[Data records for software interfaces]
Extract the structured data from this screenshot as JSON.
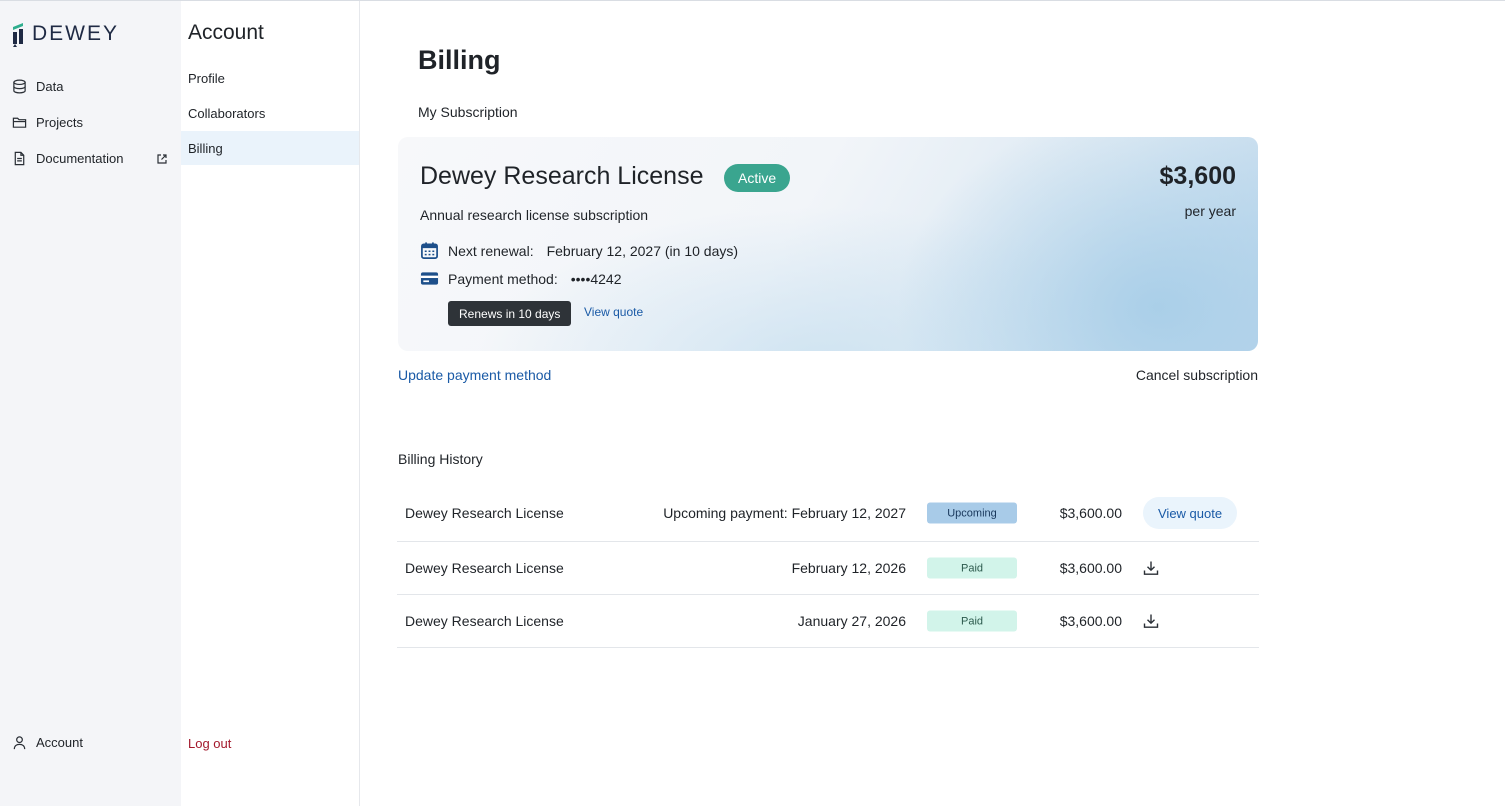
{
  "brand": {
    "name": "DEWEY",
    "accent": "#2fae8e",
    "navy": "#1f2a44"
  },
  "sidebar": {
    "items": [
      {
        "label": "Data",
        "icon": "database-icon"
      },
      {
        "label": "Projects",
        "icon": "folder-icon"
      },
      {
        "label": "Documentation",
        "icon": "document-icon",
        "external": "external-link-icon"
      }
    ],
    "account_label": "Account"
  },
  "subnav": {
    "title": "Account",
    "items": [
      {
        "label": "Profile"
      },
      {
        "label": "Collaborators"
      },
      {
        "label": "Billing",
        "active": true
      }
    ],
    "logout": "Log out"
  },
  "main": {
    "title": "Billing",
    "subscription_heading": "My Subscription",
    "subscription": {
      "name": "Dewey Research License",
      "status": "Active",
      "description": "Annual research license subscription",
      "renewal_label": "Next renewal:",
      "renewal_value": "February 12, 2027 (in 10 days)",
      "payment_label": "Payment method:",
      "payment_value": "••••4242",
      "renews_chip": "Renews in 10 days",
      "view_quote": "View quote",
      "price": "$3,600",
      "period": "per year"
    },
    "update_payment": "Update payment method",
    "cancel_subscription": "Cancel subscription",
    "history_heading": "Billing History",
    "history": [
      {
        "name": "Dewey Research License",
        "date": "Upcoming payment: February 12, 2027",
        "status": "Upcoming",
        "amount": "$3,600.00",
        "action": "View quote"
      },
      {
        "name": "Dewey Research License",
        "date": "February 12, 2026",
        "status": "Paid",
        "amount": "$3,600.00",
        "action": "download-icon"
      },
      {
        "name": "Dewey Research License",
        "date": "January 27, 2026",
        "status": "Paid",
        "amount": "$3,600.00",
        "action": "download-icon"
      }
    ]
  },
  "colors": {
    "active_badge": "#3aa58f",
    "link": "#1a5aa6",
    "logout": "#a3182b",
    "status_upcoming": "#a8cbe8",
    "status_paid": "#d2f4ea"
  }
}
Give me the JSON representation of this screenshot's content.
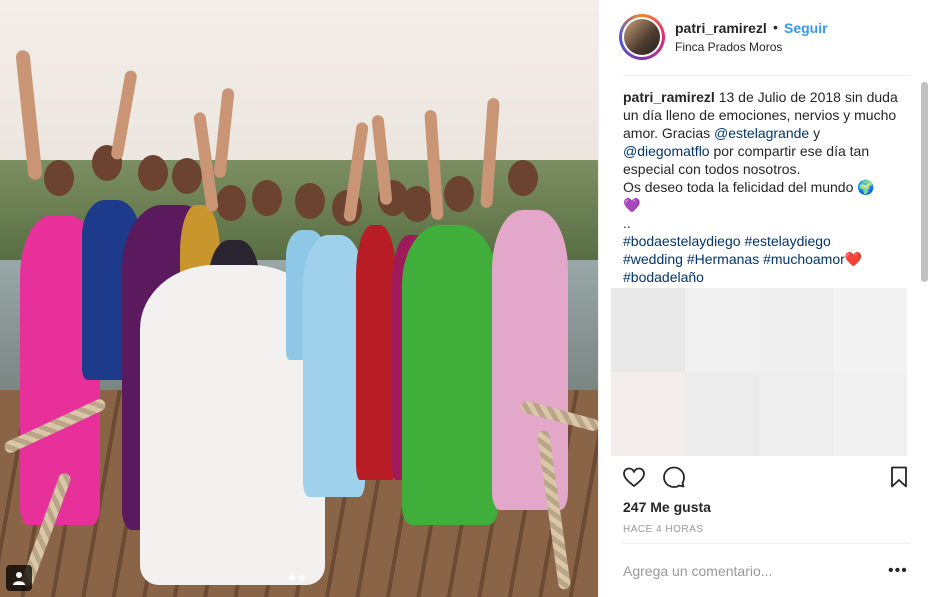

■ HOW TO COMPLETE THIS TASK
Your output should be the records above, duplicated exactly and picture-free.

■ REPLY
Extract the structured data from this screenshot as JSON.
{
  "brand": {
    "name": "DEWEY",
    "accent": "#2fae8e",
    "navy": "#1f2a44"
  },
  "sidebar": {
    "items": [
      {
        "label": "Data",
        "icon": "database-icon"
      },
      {
        "label": "Projects",
        "icon": "folder-icon"
      },
      {
        "label": "Documentation",
        "icon": "document-icon",
        "external": "external-link-icon"
      }
    ],
    "account_label": "Account"
  },
  "subnav": {
    "title": "Account",
    "items": [
      {
        "label": "Profile"
      },
      {
        "label": "Collaborators"
      },
      {
        "label": "Billing",
        "active": true
      }
    ],
    "logout": "Log out"
  },
  "main": {
    "title": "Billing",
    "subscription_heading": "My Subscription",
    "subscription": {
      "name": "Dewey Research License",
      "status": "Active",
      "description": "Annual research license subscription",
      "renewal_label": "Next renewal:",
      "renewal_value": "February 12, 2027 (in 10 days)",
      "payment_label": "Payment method:",
      "payment_value": "••••4242",
      "renews_chip": "Renews in 10 days",
      "view_quote": "View quote",
      "price": "$3,600",
      "period": "per year"
    },
    "update_payment": "Update payment method",
    "cancel_subscription": "Cancel subscription",
    "history_heading": "Billing History",
    "history": [
      {
        "name": "Dewey Research License",
        "date": "Upcoming payment: February 12, 2027",
        "status": "Upcoming",
        "amount": "$3,600.00",
        "action": "View quote"
      },
      {
        "name": "Dewey Research License",
        "date": "February 12, 2026",
        "status": "Paid",
        "amount": "$3,600.00",
        "action": "download-icon"
      },
      {
        "name": "Dewey Research License",
        "date": "January 27, 2026",
        "status": "Paid",
        "amount": "$3,600.00",
        "action": "download-icon"
      }
    ]
  },
  "colors": {
    "active_badge": "#3aa58f",
    "link": "#1a5aa6",
    "logout": "#a3182b",
    "status_upcoming": "#a8cbe8",
    "status_paid": "#d2f4ea"
  }
}
Give me the JSON representation of this screenshot's content.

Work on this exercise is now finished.